> [Prompt]
Copy out every line of the data where the word "state" is found.

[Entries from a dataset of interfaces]

§ §

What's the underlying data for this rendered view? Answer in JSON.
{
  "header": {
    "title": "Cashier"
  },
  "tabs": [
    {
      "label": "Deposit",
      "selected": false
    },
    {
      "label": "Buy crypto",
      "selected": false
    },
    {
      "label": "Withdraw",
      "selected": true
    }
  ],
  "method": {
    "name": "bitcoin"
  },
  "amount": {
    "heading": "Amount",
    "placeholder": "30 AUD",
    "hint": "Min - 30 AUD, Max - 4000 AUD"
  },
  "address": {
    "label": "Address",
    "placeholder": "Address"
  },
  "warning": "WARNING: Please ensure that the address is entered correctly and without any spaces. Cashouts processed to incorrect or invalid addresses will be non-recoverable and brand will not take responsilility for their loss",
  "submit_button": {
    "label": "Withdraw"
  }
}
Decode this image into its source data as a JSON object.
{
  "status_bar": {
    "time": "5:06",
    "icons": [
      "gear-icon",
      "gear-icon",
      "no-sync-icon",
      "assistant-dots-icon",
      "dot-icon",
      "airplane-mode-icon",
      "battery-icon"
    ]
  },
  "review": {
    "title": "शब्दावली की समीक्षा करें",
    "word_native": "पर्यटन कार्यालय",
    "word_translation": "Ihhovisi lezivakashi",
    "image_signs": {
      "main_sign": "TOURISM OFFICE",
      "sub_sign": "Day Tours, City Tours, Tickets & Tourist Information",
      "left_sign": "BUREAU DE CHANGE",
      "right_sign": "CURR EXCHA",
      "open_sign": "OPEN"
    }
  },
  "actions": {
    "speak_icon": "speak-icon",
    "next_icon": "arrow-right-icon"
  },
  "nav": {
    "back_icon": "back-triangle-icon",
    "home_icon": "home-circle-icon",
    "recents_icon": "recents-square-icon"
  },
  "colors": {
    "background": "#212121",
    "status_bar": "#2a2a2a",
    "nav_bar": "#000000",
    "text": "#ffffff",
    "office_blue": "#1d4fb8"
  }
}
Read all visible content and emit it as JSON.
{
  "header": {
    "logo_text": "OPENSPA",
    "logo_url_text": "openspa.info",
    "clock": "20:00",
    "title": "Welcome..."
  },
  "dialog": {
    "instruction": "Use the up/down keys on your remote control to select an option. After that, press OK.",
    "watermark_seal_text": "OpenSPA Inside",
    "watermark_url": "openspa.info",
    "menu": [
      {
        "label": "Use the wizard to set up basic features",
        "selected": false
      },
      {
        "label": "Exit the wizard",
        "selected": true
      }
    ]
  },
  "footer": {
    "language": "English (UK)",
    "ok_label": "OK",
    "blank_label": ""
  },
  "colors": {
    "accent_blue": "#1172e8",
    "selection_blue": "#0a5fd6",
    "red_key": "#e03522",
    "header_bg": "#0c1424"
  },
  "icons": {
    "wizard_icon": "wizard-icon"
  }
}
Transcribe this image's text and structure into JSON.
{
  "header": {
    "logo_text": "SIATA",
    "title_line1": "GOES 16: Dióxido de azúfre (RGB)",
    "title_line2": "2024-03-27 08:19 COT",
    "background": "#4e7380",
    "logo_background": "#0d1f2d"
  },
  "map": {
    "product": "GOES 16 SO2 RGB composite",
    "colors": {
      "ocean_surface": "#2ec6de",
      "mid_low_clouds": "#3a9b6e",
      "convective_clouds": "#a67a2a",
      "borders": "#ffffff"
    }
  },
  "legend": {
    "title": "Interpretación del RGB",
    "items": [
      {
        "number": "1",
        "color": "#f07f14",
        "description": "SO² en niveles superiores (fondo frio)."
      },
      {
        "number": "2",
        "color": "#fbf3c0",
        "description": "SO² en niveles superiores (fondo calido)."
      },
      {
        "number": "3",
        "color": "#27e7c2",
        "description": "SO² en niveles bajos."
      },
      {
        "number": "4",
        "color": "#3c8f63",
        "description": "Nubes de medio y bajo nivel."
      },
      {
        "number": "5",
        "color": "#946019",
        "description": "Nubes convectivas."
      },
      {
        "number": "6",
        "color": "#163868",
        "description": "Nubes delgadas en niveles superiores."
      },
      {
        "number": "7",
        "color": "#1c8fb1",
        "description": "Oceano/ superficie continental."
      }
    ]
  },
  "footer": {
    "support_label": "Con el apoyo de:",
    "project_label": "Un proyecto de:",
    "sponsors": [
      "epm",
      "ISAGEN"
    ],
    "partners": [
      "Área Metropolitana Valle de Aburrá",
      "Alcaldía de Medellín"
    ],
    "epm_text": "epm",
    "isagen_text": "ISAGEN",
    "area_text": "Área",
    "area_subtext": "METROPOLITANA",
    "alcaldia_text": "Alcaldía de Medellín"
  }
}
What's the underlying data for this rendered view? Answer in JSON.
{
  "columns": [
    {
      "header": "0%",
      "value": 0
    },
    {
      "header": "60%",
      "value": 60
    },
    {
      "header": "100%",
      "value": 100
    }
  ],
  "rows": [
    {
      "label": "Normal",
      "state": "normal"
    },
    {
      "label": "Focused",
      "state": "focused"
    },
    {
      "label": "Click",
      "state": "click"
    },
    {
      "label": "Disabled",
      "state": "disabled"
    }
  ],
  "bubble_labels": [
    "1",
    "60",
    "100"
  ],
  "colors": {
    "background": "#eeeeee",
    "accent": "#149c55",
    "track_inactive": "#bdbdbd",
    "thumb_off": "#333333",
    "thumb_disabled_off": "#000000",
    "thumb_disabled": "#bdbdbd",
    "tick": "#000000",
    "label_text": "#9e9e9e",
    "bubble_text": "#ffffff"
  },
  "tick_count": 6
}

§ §

> [Result below]
      "state": "normal"
      "state": "focused"
      "state": "click"
      "state": "disabled"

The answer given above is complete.